__WORK TO BE COMPLETED__
Write out the entries exactly, pictures excluded.

__PROVIDED DATA__
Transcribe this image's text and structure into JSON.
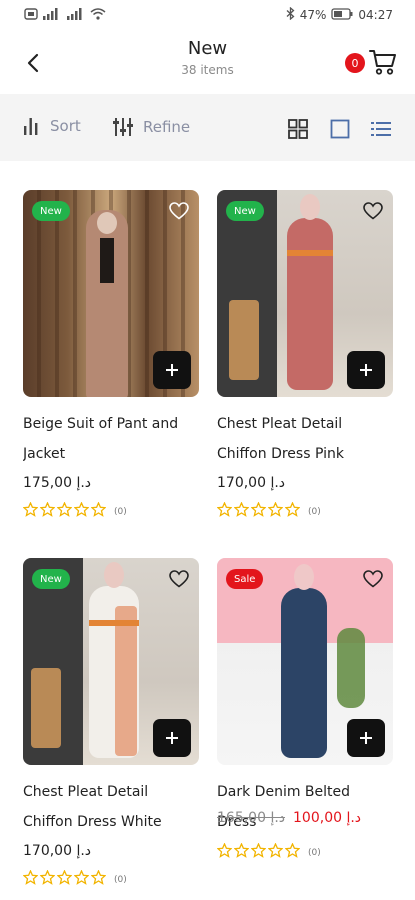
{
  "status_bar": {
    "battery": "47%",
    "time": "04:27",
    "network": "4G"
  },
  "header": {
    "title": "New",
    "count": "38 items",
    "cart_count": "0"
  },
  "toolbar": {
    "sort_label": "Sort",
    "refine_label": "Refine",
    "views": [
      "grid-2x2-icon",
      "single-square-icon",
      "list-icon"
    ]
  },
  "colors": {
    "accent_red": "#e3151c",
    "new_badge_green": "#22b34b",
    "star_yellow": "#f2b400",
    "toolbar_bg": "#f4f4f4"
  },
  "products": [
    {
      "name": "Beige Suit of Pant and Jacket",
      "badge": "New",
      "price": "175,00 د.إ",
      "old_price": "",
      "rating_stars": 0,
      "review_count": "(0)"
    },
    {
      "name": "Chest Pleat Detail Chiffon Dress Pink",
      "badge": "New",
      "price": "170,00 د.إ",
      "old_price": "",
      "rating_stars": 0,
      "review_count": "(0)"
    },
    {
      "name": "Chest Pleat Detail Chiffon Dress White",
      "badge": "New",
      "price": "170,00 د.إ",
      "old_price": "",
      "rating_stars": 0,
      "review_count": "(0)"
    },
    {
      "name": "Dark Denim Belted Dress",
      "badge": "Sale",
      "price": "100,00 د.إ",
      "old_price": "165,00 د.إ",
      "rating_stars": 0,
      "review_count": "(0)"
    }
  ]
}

__FINISHED EXERCISE__
Transcribe this image's text and structure into JSON.
{
  "status_bar": {
    "battery": "47%",
    "time": "04:27",
    "network": "4G"
  },
  "header": {
    "title": "New",
    "count": "38 items",
    "cart_count": "0"
  },
  "toolbar": {
    "sort_label": "Sort",
    "refine_label": "Refine",
    "views": [
      "grid-2x2-icon",
      "single-square-icon",
      "list-icon"
    ]
  },
  "colors": {
    "accent_red": "#e3151c",
    "new_badge_green": "#22b34b",
    "star_yellow": "#f2b400",
    "toolbar_bg": "#f4f4f4"
  },
  "products": [
    {
      "name": "Beige Suit of Pant and Jacket",
      "badge": "New",
      "price": "175,00 د.إ",
      "old_price": "",
      "rating_stars": 0,
      "review_count": "(0)"
    },
    {
      "name": "Chest Pleat Detail Chiffon Dress Pink",
      "badge": "New",
      "price": "170,00 د.إ",
      "old_price": "",
      "rating_stars": 0,
      "review_count": "(0)"
    },
    {
      "name": "Chest Pleat Detail Chiffon Dress White",
      "badge": "New",
      "price": "170,00 د.إ",
      "old_price": "",
      "rating_stars": 0,
      "review_count": "(0)"
    },
    {
      "name": "Dark Denim Belted Dress",
      "badge": "Sale",
      "price": "100,00 د.إ",
      "old_price": "165,00 د.إ",
      "rating_stars": 0,
      "review_count": "(0)"
    }
  ]
}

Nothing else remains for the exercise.